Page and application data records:
════════════════════

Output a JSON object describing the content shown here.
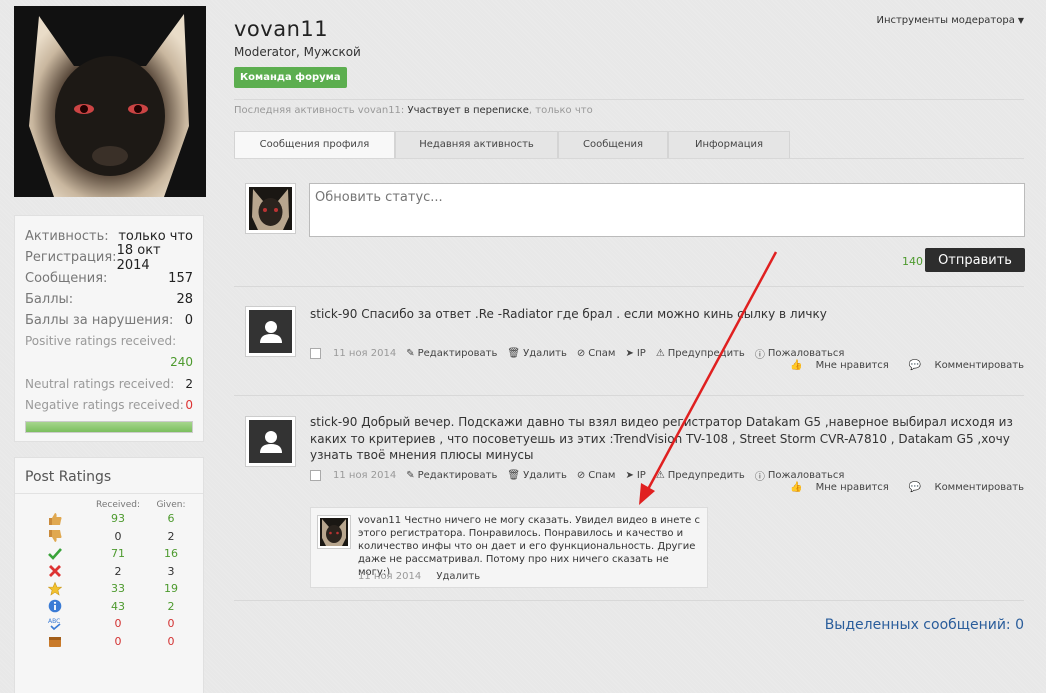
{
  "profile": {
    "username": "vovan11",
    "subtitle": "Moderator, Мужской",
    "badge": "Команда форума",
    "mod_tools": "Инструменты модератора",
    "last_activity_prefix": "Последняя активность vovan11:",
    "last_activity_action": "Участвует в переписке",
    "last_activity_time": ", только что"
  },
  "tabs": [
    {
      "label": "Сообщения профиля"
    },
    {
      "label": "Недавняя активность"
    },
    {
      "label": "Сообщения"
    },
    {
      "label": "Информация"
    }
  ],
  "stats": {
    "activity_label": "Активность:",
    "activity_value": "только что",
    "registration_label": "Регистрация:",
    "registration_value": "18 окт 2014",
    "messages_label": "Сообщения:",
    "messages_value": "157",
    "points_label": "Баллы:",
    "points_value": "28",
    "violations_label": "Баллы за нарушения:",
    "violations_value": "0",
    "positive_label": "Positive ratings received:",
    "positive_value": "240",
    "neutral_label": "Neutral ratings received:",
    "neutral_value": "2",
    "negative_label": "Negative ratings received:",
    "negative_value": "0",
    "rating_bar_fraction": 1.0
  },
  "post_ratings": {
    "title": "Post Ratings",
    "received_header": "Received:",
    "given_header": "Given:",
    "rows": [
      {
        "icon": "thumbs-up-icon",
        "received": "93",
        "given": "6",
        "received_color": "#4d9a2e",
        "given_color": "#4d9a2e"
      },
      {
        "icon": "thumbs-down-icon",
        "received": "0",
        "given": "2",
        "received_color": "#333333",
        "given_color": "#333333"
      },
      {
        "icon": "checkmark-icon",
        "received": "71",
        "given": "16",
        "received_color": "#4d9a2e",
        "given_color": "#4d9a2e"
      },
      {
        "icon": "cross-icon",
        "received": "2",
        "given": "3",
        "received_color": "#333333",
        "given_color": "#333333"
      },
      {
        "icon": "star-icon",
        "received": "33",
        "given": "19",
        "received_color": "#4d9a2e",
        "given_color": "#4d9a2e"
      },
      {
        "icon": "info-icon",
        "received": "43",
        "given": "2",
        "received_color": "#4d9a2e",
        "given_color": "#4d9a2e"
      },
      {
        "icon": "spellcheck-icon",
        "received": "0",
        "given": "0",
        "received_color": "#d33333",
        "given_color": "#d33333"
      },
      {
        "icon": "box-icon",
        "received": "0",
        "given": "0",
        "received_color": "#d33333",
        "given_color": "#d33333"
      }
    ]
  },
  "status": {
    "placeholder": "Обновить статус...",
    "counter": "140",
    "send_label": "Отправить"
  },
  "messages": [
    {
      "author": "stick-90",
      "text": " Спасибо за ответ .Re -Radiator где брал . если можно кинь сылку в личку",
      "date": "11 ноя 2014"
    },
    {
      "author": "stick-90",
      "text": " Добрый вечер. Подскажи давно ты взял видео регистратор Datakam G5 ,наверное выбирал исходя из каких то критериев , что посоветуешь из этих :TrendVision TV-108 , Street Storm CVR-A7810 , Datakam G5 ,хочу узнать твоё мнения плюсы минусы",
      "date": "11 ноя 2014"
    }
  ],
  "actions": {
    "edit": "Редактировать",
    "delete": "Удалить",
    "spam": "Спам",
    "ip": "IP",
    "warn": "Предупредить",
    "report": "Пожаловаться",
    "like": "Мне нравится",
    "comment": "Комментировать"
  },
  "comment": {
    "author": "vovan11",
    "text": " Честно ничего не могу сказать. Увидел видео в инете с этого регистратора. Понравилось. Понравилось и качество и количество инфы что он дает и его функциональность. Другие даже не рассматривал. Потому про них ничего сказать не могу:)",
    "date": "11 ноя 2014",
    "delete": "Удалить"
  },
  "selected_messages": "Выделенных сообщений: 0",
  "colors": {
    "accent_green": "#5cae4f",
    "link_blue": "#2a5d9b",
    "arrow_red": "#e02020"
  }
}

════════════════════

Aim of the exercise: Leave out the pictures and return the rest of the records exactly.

Written answer:
Output a JSON object describing the content shown here.
{
  "profile": {
    "username": "vovan11",
    "subtitle": "Moderator, Мужской",
    "badge": "Команда форума",
    "mod_tools": "Инструменты модератора",
    "last_activity_prefix": "Последняя активность vovan11:",
    "last_activity_action": "Участвует в переписке",
    "last_activity_time": ", только что"
  },
  "tabs": [
    {
      "label": "Сообщения профиля"
    },
    {
      "label": "Недавняя активность"
    },
    {
      "label": "Сообщения"
    },
    {
      "label": "Информация"
    }
  ],
  "stats": {
    "activity_label": "Активность:",
    "activity_value": "только что",
    "registration_label": "Регистрация:",
    "registration_value": "18 окт 2014",
    "messages_label": "Сообщения:",
    "messages_value": "157",
    "points_label": "Баллы:",
    "points_value": "28",
    "violations_label": "Баллы за нарушения:",
    "violations_value": "0",
    "positive_label": "Positive ratings received:",
    "positive_value": "240",
    "neutral_label": "Neutral ratings received:",
    "neutral_value": "2",
    "negative_label": "Negative ratings received:",
    "negative_value": "0",
    "rating_bar_fraction": 1.0
  },
  "post_ratings": {
    "title": "Post Ratings",
    "received_header": "Received:",
    "given_header": "Given:",
    "rows": [
      {
        "icon": "thumbs-up-icon",
        "received": "93",
        "given": "6",
        "received_color": "#4d9a2e",
        "given_color": "#4d9a2e"
      },
      {
        "icon": "thumbs-down-icon",
        "received": "0",
        "given": "2",
        "received_color": "#333333",
        "given_color": "#333333"
      },
      {
        "icon": "checkmark-icon",
        "received": "71",
        "given": "16",
        "received_color": "#4d9a2e",
        "given_color": "#4d9a2e"
      },
      {
        "icon": "cross-icon",
        "received": "2",
        "given": "3",
        "received_color": "#333333",
        "given_color": "#333333"
      },
      {
        "icon": "star-icon",
        "received": "33",
        "given": "19",
        "received_color": "#4d9a2e",
        "given_color": "#4d9a2e"
      },
      {
        "icon": "info-icon",
        "received": "43",
        "given": "2",
        "received_color": "#4d9a2e",
        "given_color": "#4d9a2e"
      },
      {
        "icon": "spellcheck-icon",
        "received": "0",
        "given": "0",
        "received_color": "#d33333",
        "given_color": "#d33333"
      },
      {
        "icon": "box-icon",
        "received": "0",
        "given": "0",
        "received_color": "#d33333",
        "given_color": "#d33333"
      }
    ]
  },
  "status": {
    "placeholder": "Обновить статус...",
    "counter": "140",
    "send_label": "Отправить"
  },
  "messages": [
    {
      "author": "stick-90",
      "text": " Спасибо за ответ .Re -Radiator где брал . если можно кинь сылку в личку",
      "date": "11 ноя 2014"
    },
    {
      "author": "stick-90",
      "text": " Добрый вечер. Подскажи давно ты взял видео регистратор Datakam G5 ,наверное выбирал исходя из каких то критериев , что посоветуешь из этих :TrendVision TV-108 , Street Storm CVR-A7810 , Datakam G5 ,хочу узнать твоё мнения плюсы минусы",
      "date": "11 ноя 2014"
    }
  ],
  "actions": {
    "edit": "Редактировать",
    "delete": "Удалить",
    "spam": "Спам",
    "ip": "IP",
    "warn": "Предупредить",
    "report": "Пожаловаться",
    "like": "Мне нравится",
    "comment": "Комментировать"
  },
  "comment": {
    "author": "vovan11",
    "text": " Честно ничего не могу сказать. Увидел видео в инете с этого регистратора. Понравилось. Понравилось и качество и количество инфы что он дает и его функциональность. Другие даже не рассматривал. Потому про них ничего сказать не могу:)",
    "date": "11 ноя 2014",
    "delete": "Удалить"
  },
  "selected_messages": "Выделенных сообщений: 0",
  "colors": {
    "accent_green": "#5cae4f",
    "link_blue": "#2a5d9b",
    "arrow_red": "#e02020"
  }
}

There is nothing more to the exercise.